So when I think about diamond, I think about uses as an abrasive; perhaps a coating on a machine tool. I'd never think of it as lubricant, but according to Machine Design some researchers at Argonne National Laboratory have found just that. When they mixed molybdenum disulfide, commonly used as a lubricant in high temperature applications, with tiny diamond particles they call nanodiamonds, the diamonds turned into a form of carbon that creates a nearly frictionless lubricant that essentially doesn't wear out.
The most commonly used solid lubricants on the market today take the form of graphite paste. They are used as lubricants to grease doorknobs and bike chains, among other things.Graphene, of course, is one of today's "wonder materials" that's being researched for just about everything. Its structure is essentially the same as graphite's, in that it's two dimensional hexagons of carbon atoms in sheets looking much like atomic-scale chicken wire. Unlike graphite, it forms large, continuous sheets a single carbon atom in thickness but of macroscopic sizes.
In 2015, one of the researchers, Anirudha Sumant, made a breakthrough in solid-lubrication technology by demonstrating superlubricity (near-zero friction) at engineering scale for the first time by using graphene combined with nanodiamonds. This approach was revolutionary, and since then his group has continued to further develop the technology.

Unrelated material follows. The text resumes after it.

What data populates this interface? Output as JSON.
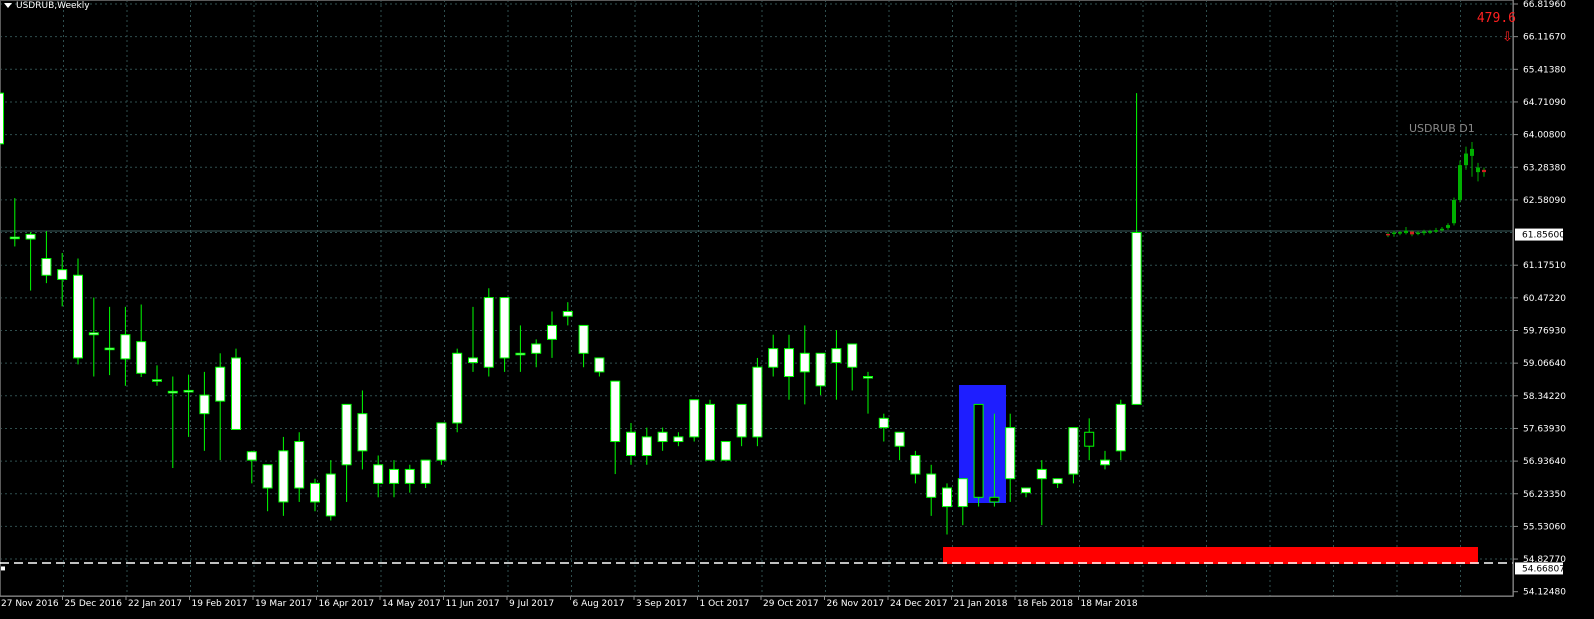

Most recently, Sumant replaced graphene in the process with molybdenum disulfide to see how other materials would behave. He was expecting the process to resemble the one observed with graphene-nanodiamond lubricant. However, the team was surprised when they couldn’t see nanodiamonds in the material. Instead, they found balls of onion-like carbon.The term "onion-like carbon" is one I've never heard; I imagine something like shells of something like graphite arranged similar to the layers of an onion. They estimate the friction of this combination to be 1/10 of fluropolymers (I assume they mean Teflon and similar), which means moving parts will perhaps last 10 times longer before wearing out. They also point out that there won’t be any hazardous liquid residue or the need to use and dispose of rags as part of the clean-up process (no word on its toxicity to parrots). Machine Design speculates it could also be used to make parts that can’t be made today, especially with metal stamping.
The molybdenum disulfide was breaking up into molybdenum and sulfur and reacting with the nanodiamonds to convert them into onion-like carbon. Onion-like carbon consists of several layers of spherical graphitic shells that can be used as a dry lubricant. And the process of combining molybdenum disulfide and nanodiamonds automatically creates this form of carbon without any additional chemical application. The lubricant is also self-generating and readjusts itself continuously, so it lasts longer.
These carbon balls sustain high contact pressure and, due to their unique nanostructure, glide easily, creating superlubricity. The team concluded that the sulfur diffusion increased the strain in the nanodiamonds, subsequently breaking them and converting them into onion-like carbon.
While molybdenum disulfide is a bit more expensive than graphene, less is needed in this process.I suppose it's the counterintuitive result that adding a fine abrasive to an ingredient used in grease creates a better lubricant rather than grinding paste that appeals to me about this story. Argonne National Laboratory already has three patents on the superlubricity technology, with a patent pending on this breakthrough, and will soon be licensing the technology.
“The amount is so small — a few drops for kilometers of sliding — that cost is not an issue,” Sumant said.
2, and eventually turning into the "OLC" on the right. Full story in their paper in Nature.